Today, Central Australia is home to the world’s largest herd of wild camels. This population is a legacy of the challenges of transporting goods across Australia’s arid inland during the nineteenth and early-twentieth centuries. In 1860, three cameleers and approximately twenty camels sailed from Karachi to Melbourne to accompany the Burke and Wills expedition. Between 1870 – 1920, entrepreneurs, realising that camels could cope with conditions inhospitable to horses and bullocks, imported approximately 20,000 camels, accompanied by 2000 – 4000 cameleers. These camels were swiftly put to work and, from the 1870s to the 1940s, camel trains carried goods between towns, homesteads, mining camps, and railheads.

Camel team leaving Mount Garnet


While the cameleers were widely referred to as ‘Afghans’ or ‘Ghans’, the majority were from what is now India and Pakistan, with a smaller subset being from Afghanistan, Syria, Iraq, Iran, Turkey, or Egypt. A subset of cameleers became successful businessmen. In 1905, Abdul Wade, the founder of Australia’s largest camel operation the Bourke Carrying Company, possessed 600 – 700 camels and was sometimes referred to as ‘the Afghan King’ or ‘Prince of the Afghans’. Wade was active in Queensland, being employed to transport coke to and ore from the mine and smelter site at Mount Garnett and from OK to Mungana.


Mount Garnet, Reverberatory building with two stacks and camel team (one of three at 70 each) arriving from Lappa

Cameleers were not encouraged to stay permanently. They were generally employed on three-year contracts and, until the 1920s, were not permitted to bring their wives or children to Australia. Widespread racism presented an additional obstacle, with members of the European population expressing concern that cameleers would serve as a source of cheap labour, spread Islam, and marry European women. Cameleers generally lived separately to the bulk of the population, with cameleers’ camps composed of huts and small houses (often referred to as ‘Ghantowns’) being established on the outskirts of towns and ports. Cloncurry, which was site of Queensland’s largest Ghantown, was home to 200 cameleers and 2000 camels.

Camel team with Mount Garnet smelters in background

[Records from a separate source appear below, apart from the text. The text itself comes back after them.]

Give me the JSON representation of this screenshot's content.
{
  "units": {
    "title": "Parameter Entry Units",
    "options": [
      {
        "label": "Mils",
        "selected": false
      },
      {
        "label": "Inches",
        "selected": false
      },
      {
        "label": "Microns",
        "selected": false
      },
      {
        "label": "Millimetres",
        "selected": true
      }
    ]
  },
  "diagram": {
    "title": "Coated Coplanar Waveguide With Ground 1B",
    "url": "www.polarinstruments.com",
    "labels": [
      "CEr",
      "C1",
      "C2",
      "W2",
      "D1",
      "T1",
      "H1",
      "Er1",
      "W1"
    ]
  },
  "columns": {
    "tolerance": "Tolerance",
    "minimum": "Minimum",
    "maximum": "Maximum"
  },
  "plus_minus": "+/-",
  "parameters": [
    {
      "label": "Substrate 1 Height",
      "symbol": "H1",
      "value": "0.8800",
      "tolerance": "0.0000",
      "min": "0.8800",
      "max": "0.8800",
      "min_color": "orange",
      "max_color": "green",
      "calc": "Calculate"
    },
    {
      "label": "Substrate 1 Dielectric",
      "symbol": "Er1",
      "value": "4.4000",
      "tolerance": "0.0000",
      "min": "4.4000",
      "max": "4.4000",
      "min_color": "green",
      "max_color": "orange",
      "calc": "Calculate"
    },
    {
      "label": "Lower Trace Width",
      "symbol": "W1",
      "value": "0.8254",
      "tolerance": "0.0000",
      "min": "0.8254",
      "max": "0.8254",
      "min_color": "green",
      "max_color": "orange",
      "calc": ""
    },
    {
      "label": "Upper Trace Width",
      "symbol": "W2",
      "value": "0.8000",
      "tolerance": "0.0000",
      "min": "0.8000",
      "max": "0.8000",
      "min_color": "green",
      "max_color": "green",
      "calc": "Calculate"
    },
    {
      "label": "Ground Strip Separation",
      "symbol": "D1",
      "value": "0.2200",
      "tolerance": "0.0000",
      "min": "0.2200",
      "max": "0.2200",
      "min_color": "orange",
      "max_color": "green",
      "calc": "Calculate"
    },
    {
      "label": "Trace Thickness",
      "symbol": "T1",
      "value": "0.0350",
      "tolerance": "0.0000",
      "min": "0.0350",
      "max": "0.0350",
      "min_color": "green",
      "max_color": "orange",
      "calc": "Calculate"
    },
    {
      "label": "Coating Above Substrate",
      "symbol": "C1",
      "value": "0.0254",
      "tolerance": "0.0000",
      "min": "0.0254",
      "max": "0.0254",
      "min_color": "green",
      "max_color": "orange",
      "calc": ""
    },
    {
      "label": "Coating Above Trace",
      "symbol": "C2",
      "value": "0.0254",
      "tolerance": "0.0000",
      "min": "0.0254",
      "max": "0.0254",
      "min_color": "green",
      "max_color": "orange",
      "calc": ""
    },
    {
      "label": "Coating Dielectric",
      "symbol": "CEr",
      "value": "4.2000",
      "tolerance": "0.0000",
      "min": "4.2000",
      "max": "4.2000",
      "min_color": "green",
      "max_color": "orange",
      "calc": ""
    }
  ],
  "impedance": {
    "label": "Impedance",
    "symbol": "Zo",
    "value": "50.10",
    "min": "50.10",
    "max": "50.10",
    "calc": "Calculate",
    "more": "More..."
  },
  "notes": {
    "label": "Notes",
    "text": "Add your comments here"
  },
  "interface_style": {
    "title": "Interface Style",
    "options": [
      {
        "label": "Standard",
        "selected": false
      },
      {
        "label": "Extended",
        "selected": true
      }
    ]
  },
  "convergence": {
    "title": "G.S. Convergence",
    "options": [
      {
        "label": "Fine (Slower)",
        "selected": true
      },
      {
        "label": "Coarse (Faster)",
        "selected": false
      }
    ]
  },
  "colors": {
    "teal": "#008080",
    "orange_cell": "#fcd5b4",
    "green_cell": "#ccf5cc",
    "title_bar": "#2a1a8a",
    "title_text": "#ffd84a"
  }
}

While many cameleers returned to their countries of origin, some stayed for longer periods, often marrying and/or fathering children with local women. During the early-twentieth century, permanent settlement became increasingly difficult. From 1901, the White Australia Policy effectively barred the entry of Asian immigrants and made it harder for residents of Asian origin to leave and re-enter the country. The Roads Act 1902 introduced a camel tax, which restricted the ability of cameleers to travel and trade interstate. Finally, The Naturalisation Act 1903 prevented residents of Asian, African, or Pacific Islander origin from obtaining citizenship. While this increasingly hostile environment prompted many ‘Afghan’ cameleers to leave Australia, it was technology and infrastructure which put an end to the camel trains. By the 1940s, they had been rendered obsolete by an increasingly extensive and interconnected rail and road network.



  1. Sarah Bell. “Australia, Home to the World’s Largest Camel Herd.” BBC News. 19th May 2013.
  2. Converge Heritage + Community. Mount Garnet Processing Facility Tailings Storage Facility 2 Project: Non-Indigenous Cultural Heritage Assessment Consolidated Tin Mines Ltd (Cairns: Converge Heritage + Community, 2015).
  3. Hanifa Deen. “Excavating the Past: Australian Muslims.” The La Trobe Journal 89 (2012): 63 – 80.
  4. Aron Lewin. “Special Report: The King of the Cameleers: The Rebellious Patriotism of Abdul Wade.” Mojo News. 4th May 2015.
  5. Ewen McPhee. “Cloncurry Afghan Cameleers.” Queensland Museum & Community Collections. 7th November 2012.
  6. Margaret Simpson. “Making a Nation: “Afghans” and their Camels for Australian Inland Transport.” Museum of Applied Arts & Sciences. 6th May 2015.
  7. Ben Stubbs. “Islam in the Outback.” Griffith Review 61 (2018).